Required action —
Say how many of the lines below include the word "true". Only the number should be given.

Data supplied —
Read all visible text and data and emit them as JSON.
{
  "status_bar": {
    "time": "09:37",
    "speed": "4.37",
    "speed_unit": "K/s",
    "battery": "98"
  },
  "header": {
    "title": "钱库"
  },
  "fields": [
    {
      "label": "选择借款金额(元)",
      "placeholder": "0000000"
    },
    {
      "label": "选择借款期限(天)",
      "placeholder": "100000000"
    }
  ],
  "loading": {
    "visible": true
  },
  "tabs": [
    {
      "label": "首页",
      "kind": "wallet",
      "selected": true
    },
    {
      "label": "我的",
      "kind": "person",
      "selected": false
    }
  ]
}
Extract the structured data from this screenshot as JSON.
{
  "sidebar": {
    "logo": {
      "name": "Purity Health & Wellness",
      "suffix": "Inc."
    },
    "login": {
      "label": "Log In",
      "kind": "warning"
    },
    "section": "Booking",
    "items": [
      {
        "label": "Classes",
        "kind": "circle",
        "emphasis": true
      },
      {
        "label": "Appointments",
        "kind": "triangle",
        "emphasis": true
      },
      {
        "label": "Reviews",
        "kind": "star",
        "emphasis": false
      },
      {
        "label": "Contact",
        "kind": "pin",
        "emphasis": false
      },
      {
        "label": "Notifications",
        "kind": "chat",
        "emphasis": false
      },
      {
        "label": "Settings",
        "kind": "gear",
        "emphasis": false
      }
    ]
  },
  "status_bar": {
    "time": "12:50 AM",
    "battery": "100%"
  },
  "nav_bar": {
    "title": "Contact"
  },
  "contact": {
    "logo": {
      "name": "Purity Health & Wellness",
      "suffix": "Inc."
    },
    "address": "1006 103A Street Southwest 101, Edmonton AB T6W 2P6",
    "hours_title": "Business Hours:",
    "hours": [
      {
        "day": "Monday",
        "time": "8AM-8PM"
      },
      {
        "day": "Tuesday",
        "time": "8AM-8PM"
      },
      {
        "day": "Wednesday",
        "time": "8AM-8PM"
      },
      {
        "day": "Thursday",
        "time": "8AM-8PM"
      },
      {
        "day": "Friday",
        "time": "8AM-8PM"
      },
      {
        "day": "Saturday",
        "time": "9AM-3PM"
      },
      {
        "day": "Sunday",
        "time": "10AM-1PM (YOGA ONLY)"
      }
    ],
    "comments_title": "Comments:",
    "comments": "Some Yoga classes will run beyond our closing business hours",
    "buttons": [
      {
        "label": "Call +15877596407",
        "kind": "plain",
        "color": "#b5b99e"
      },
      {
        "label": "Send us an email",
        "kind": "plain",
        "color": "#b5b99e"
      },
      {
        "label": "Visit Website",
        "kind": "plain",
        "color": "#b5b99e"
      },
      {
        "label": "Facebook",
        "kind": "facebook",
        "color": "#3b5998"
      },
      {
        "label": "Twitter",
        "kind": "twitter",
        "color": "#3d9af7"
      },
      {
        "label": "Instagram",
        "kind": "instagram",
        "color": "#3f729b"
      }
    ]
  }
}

Exercise solution —
4